      • The commission recommended that before taking action under Article 356, a warning should be issued to the state government that it is not functioning according to the constitution.
      • “Justice V.Chelliah Commission” (2002) recommended that Article 356 must be used sparingly and only as a remedy of the last resort after exhausting all actions under Articles 256, 257 and 355.
      • The “Punchhi Commission” recommended that Articles 355 & 356 be amended.

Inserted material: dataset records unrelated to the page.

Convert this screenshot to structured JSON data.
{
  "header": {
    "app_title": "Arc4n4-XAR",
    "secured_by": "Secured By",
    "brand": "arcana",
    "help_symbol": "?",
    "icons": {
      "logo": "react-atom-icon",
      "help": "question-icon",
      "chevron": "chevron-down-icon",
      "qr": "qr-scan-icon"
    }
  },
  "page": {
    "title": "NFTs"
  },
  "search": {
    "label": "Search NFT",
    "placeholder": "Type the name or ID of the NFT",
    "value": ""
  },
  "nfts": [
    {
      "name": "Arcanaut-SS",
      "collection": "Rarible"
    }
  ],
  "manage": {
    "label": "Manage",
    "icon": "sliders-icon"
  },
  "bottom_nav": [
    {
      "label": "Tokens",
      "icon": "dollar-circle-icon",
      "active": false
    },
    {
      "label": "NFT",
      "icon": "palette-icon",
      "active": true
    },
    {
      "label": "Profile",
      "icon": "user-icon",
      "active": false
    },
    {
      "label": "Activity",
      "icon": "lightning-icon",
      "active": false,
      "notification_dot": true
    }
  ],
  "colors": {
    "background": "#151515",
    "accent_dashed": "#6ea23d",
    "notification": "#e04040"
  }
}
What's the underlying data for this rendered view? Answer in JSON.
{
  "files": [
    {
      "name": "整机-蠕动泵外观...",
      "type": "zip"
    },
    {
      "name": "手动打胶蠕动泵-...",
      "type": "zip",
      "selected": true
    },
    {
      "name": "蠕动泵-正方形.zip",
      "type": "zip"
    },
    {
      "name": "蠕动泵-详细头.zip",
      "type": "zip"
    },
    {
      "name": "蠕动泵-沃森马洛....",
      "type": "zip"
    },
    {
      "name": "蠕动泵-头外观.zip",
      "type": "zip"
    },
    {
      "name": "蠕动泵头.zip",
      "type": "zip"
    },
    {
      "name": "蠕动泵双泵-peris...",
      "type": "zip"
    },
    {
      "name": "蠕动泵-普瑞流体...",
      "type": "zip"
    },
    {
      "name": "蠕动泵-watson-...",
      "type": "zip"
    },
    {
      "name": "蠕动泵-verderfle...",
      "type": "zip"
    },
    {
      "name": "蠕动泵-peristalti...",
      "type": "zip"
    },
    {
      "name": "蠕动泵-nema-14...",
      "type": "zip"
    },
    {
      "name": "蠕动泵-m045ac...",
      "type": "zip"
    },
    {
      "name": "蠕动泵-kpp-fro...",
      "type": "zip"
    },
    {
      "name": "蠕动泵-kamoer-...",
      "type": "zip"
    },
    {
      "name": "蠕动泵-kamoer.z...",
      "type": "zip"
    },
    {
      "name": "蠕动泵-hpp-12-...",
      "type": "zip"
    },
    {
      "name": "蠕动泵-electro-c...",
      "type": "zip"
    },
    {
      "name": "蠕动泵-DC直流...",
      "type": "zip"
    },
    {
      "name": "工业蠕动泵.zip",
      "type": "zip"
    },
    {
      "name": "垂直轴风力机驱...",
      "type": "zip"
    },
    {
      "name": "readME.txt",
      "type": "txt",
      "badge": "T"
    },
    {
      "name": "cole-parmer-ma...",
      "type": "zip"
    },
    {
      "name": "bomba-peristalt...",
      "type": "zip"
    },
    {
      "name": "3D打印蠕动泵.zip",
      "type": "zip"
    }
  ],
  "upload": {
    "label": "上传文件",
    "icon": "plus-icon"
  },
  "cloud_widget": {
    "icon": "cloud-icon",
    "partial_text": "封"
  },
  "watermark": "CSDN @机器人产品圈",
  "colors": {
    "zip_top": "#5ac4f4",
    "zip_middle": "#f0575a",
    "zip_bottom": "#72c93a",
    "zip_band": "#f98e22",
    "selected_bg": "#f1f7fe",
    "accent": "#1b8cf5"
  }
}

It sought to protect the interests of the States by trying to curb their misuse by the Centre.

      Constitutional provisions

      • Article 163: It talks about the discretionary power of the Governor.
      • Article 256: The executive power of the Union shall extend to the giving of such directions to a State as may appear to the Government of India to be necessary for that purpose.
      • Article 257: The executive power of the Union shall also extend to the giving of directions to a State as to the construction and maintenance of means of communication declared in the direction to be of national or military importance:
      • Article 355: It entrusts the duty upon the Union to protect the states against “external aggression” and “internal disturbance” to ensure that the government of every State is carried on by the provisions of the Constitution.
      • Article 356: If a state government is unable to function according to constitutional provisions, the Central government can take direct control of the state machinery. The state’s governor issues the proclamation, after obtaining the consent of the President of India.
      • Article 357: It deals with the Exercise of legislative powers under the Proclamation issued under Article 356 by the central government

      Related Links:

      S.R. Bommai vs Union of India Government of India Act 1858
      Parts of Indian ConstitutionMost Important Supreme Court Judgements